But it's not only that.
Players with one-handed backhands have an advantage.
Since they use one arm on the backhand wing, they usually have more variety on that side. The backhand volley, drop shot, lob, slice, chip, bunt, and block are all strokes that are better with one arm. So players who have a one-handed backhand are usually more competent with these specialty-type shots.
Can a two-handed backhand player benefit from learning a one-handed backhand?
I have a two-handed backhand. I consider it my best shot. However, in juniors, my weak spots were the backhand slice and the backhand volley. I did not use them much. However, once I got to college, I was inspired by my coach Mel Purcell who was a top 20 ATP player with one of the coolest bunt one-handed backhands I have ever seen. So I began practicing the one-handed backhand, and guess what?
Not only did I learn the hit a very good one-hander but also developed great feel playing with one arm on the backhand wing. My slice got better, and so did my drop shot, volley, chip, block, and most importantly (for me) the bunt, which is one of my favorite shots ever.
Learning the one-handed backhand has improved my game remarkably, and it's going to benefit yours as well. Whether you have a one-handed and want to improve it or are a two-handed player like me and want to add variety, the INTUITIVE ONE-HANDED BACKHAND COURSE will help you do just that.
It is my most comprehensive work yet. It covers every shot on the backhand wing struck with one arm, including the slice, chip, block, bunt, lob, and much more...
Why did I name it the INTUITIVE ONE-HANDED BACKHAND?
Here's the crazy thing.
If you learn the fundamentals of each of these backhand strokes, set them up correctly, and intend to finish them the right way, they will become more intuitive.
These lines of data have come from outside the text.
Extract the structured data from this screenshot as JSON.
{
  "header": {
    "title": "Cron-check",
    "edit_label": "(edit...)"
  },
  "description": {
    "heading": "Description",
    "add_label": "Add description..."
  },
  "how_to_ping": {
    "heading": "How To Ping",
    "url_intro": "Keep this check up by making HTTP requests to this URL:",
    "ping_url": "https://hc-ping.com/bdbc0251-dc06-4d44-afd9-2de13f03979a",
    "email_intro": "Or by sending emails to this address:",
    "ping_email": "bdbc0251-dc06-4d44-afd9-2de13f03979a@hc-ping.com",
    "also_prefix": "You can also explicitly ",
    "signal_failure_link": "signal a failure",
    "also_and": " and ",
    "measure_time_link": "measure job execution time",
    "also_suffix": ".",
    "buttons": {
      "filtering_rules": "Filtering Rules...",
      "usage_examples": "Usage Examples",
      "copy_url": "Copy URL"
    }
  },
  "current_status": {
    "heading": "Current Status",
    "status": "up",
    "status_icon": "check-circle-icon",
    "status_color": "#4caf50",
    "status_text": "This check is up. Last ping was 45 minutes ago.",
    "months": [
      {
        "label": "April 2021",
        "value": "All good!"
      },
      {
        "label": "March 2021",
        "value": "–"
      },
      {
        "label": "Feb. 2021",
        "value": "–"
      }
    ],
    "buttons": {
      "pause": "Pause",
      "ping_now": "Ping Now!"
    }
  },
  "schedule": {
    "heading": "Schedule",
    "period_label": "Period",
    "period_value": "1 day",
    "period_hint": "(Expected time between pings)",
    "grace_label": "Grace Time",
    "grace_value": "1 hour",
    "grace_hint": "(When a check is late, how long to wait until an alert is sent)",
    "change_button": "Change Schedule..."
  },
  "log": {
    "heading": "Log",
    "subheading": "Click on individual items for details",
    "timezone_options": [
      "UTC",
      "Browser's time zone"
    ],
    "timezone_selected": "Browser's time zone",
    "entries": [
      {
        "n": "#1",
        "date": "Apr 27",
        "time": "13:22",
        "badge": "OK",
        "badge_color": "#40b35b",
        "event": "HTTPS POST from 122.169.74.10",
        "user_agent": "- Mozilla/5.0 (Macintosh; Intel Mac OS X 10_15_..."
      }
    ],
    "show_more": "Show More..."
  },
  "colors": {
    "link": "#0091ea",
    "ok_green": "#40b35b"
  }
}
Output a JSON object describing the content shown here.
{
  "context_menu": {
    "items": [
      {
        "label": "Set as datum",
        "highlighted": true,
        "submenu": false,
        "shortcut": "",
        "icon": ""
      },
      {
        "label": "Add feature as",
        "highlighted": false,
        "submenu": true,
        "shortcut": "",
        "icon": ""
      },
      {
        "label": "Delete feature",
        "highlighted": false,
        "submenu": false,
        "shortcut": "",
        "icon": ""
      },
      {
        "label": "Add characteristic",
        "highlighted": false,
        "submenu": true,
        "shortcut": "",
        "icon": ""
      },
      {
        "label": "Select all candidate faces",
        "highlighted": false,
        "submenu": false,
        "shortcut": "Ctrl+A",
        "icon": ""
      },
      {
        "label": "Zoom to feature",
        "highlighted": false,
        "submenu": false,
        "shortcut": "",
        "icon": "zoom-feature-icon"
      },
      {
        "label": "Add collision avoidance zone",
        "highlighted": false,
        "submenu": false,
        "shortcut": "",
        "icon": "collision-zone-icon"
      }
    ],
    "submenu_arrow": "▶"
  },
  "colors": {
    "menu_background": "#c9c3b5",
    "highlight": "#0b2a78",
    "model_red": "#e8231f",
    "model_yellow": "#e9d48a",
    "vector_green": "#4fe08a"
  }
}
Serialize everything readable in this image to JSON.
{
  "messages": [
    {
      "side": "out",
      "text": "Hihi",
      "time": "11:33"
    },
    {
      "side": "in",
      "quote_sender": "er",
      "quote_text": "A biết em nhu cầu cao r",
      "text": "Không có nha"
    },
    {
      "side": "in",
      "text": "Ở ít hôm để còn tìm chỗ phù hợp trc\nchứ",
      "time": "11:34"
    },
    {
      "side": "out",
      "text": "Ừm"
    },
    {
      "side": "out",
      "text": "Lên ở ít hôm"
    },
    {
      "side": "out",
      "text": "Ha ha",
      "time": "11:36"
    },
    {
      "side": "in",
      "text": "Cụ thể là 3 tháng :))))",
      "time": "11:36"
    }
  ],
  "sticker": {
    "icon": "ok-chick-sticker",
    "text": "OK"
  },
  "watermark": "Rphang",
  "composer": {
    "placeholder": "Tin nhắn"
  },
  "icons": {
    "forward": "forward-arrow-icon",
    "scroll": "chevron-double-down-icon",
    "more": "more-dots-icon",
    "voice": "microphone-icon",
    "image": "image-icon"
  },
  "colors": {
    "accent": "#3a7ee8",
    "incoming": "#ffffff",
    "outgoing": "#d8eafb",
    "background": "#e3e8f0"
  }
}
In other words, small intricate technical details will take care of themselves, and you'll never have to worry about them. With enough repetition and patience, all you will have to do is to
JUST LET THE ONE-HANDER RIP
Length of Course: 1 hour 18 minutes